Johnny Miller saw Seve's ball at the British Open -- on and off the fairway. Paired together, he saw Ballesteros shoot a 73 for a two-stroke lead entering the final round.
"He can win it," Miller predicted. "I'm telling you, he takes a cut at the ball, he just rips it. He reminds me of myself when I'm playing well. But today, I let his scrambling act get to me and my own game went out of control. He's a good kid, though. He wears Johnny Miller slacks."
In the final round Miller shot 66 and won by six shots.

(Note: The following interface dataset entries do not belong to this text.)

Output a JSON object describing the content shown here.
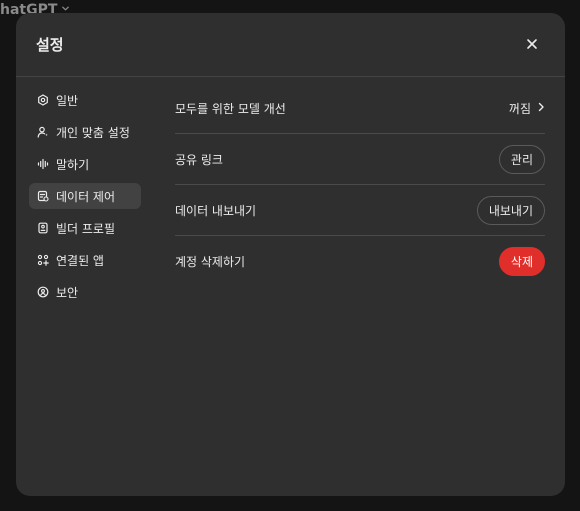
{
  "background": {
    "app_title": "hatGPT"
  },
  "modal": {
    "title": "설정"
  },
  "sidebar": {
    "items": [
      {
        "label": "일반",
        "icon": "gear-icon"
      },
      {
        "label": "개인 맞춤 설정",
        "icon": "person-icon"
      },
      {
        "label": "말하기",
        "icon": "waveform-icon"
      },
      {
        "label": "데이터 제어",
        "icon": "database-icon",
        "active": true
      },
      {
        "label": "빌더 프로필",
        "icon": "profile-card-icon"
      },
      {
        "label": "연결된 앱",
        "icon": "apps-grid-icon"
      },
      {
        "label": "보안",
        "icon": "shield-icon"
      }
    ]
  },
  "settings": {
    "improve_model": {
      "label": "모두를 위한 모델 개선",
      "value": "꺼짐"
    },
    "shared_links": {
      "label": "공유 링크",
      "button": "관리"
    },
    "export_data": {
      "label": "데이터 내보내기",
      "button": "내보내기"
    },
    "delete_account": {
      "label": "계정 삭제하기",
      "button": "삭제"
    }
  },
  "colors": {
    "modal_bg": "#2f2f2f",
    "active_nav_bg": "#424242",
    "danger": "#e02e2a",
    "divider": "#4a4a4a"
  }
}
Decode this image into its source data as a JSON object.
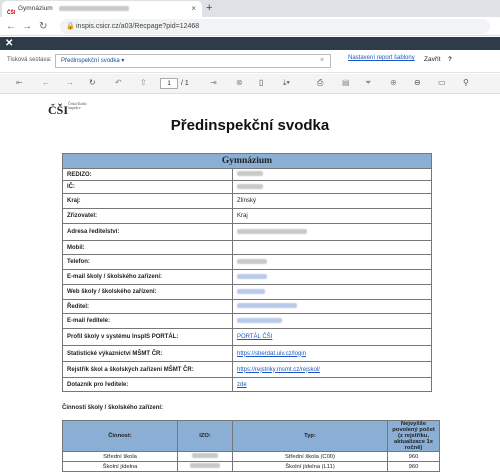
{
  "browser": {
    "tab_title": "Gymnázium",
    "tab_favicon": "ČŠI",
    "url": "inspis.csicr.cz/a03/Recpage?pid=12468"
  },
  "report_bar": {
    "label": "Tisková sestava:",
    "selected": "Předinspekční svodka ▾",
    "settings_link": "Nastavení report šablony",
    "close_label": "Zavřít",
    "help": "?"
  },
  "viewer": {
    "page_current": "1",
    "page_total": "/ 1"
  },
  "document": {
    "logo_text": "ČŠI",
    "logo_sub": "Česká školní inspekce",
    "title": "Předinspekční svodka",
    "school_header": "Gymnázium",
    "rows": [
      {
        "key": "REDIZO:",
        "value": ""
      },
      {
        "key": "IČ:",
        "value": ""
      },
      {
        "key": "Kraj:",
        "value": "Zlínský"
      },
      {
        "key": "Zřizovatel:",
        "value": "Kraj"
      },
      {
        "key": "Adresa ředitelství:",
        "value": ""
      },
      {
        "key": "Mobil:",
        "value": ""
      },
      {
        "key": "Telefon:",
        "value": ""
      },
      {
        "key": "E-mail školy / školského zařízení:",
        "value": ""
      },
      {
        "key": "Web školy / školského zařízení:",
        "value": ""
      },
      {
        "key": "Ředitel:",
        "value": ""
      },
      {
        "key": "E-mail ředitele:",
        "value": ""
      },
      {
        "key": "Profil školy v systému InspIS PORTÁL:",
        "value": "PORTÁL ČŠI"
      },
      {
        "key": "Statistické výkaznictví MŠMT ČR:",
        "value": "https://sberdat.uiv.cz/login"
      },
      {
        "key": "Rejstřík škol a školských zařízení MŠMT ČR:",
        "value": "https://rejstriky.msmt.cz/rejskol/"
      },
      {
        "key": "Dotazník pro ředitele:",
        "value": "zde"
      }
    ],
    "activities_title": "Činnosti školy / školského zařízení:",
    "activities_headers": [
      "Činnost:",
      "IZO:",
      "Typ:",
      "Nejvyšše povolený počet (z rejstříku, aktualizace 1x ročně)"
    ],
    "activities": [
      {
        "name": "Střední škola",
        "izo": "",
        "type": "Střední škola (C00)",
        "count": "960"
      },
      {
        "name": "Školní jídelna",
        "izo": "",
        "type": "Školní jídelna (L11)",
        "count": "960"
      }
    ]
  }
}
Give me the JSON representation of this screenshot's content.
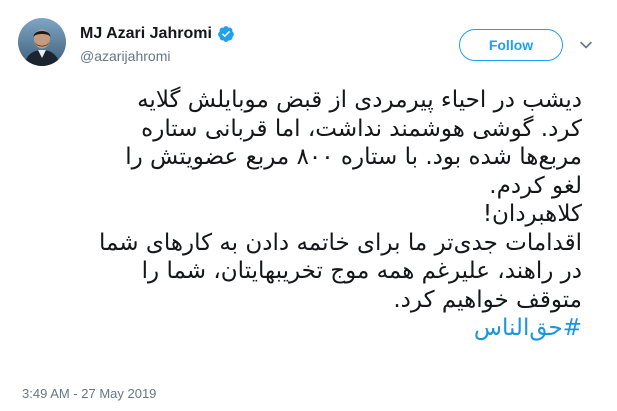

Ballesteros had 74 with a birdie-birdie-par-par-eagle-birdie finish after Miller soothed him through a round that might have been 80.
"I know Seve is disappointed," Miller said at the time. "But from my own experience I know this will be good for his career. I know because coming in second at the Masters in 1971 was the best thing that ever happened to me. If he had won the British Open at 19 there would have been all sorts of pressures and demands that he couldn't meet. The best thing for his career was to finish strong. This will be a plus for him, not a minus."
Miller's relationship with Ballesteros has a business link. They have the same manager, Ed Barner of Uni-Managers International, a Los Angeles-based firm.
At the 1975 Double Diamond tournament in Scotland, another Barner client, Roberto de Vicenzo, had been paired with Ballesteros in the team event. Later the phone rang in Barner's hotel room there. "I'm going to do you a favor," de Vicenzo said. "I got a kid who's fantastic. Come down and meet him."
Barner was impressed by de Vicenzo's recommendation. At the Lancome Trophy tournament in France the following week, Barner asked another client, Billy Casper, to scout Ballesteros.
"The kid has one of the finast short games I've ever seen," Casper reported. "And he's an animal off the tee."
- Jaime Diaz,
- seve ballesteros,
- Royal Lytham and St. Annes,
- british open,
- dave musgrove,
- tom sieckmann,
- nick price,
- lee trevino,
- gary plyer,
- jack newton,
- phil mickelson,
- hael irwin,
- bernhard langer,
- larry nelson,
- rodger davis,
- mark calcavecchia,
- jose maria olazabal,
- fuzzy zoeller,
- raymond floyd,
- ian baker-finch,
- ken brown,
- nick de paul. cayce kerr,
- roger maltbie,
- peter alliss,
- tom kite,
- craig stadler,
- jim thorpe,
- jim mclean,
- dr. bob rotella,
- david leadbetter,
- butch harmon,
- tom lehman,
- ben crenshaw,
- randy peterson,
- vicente fernandez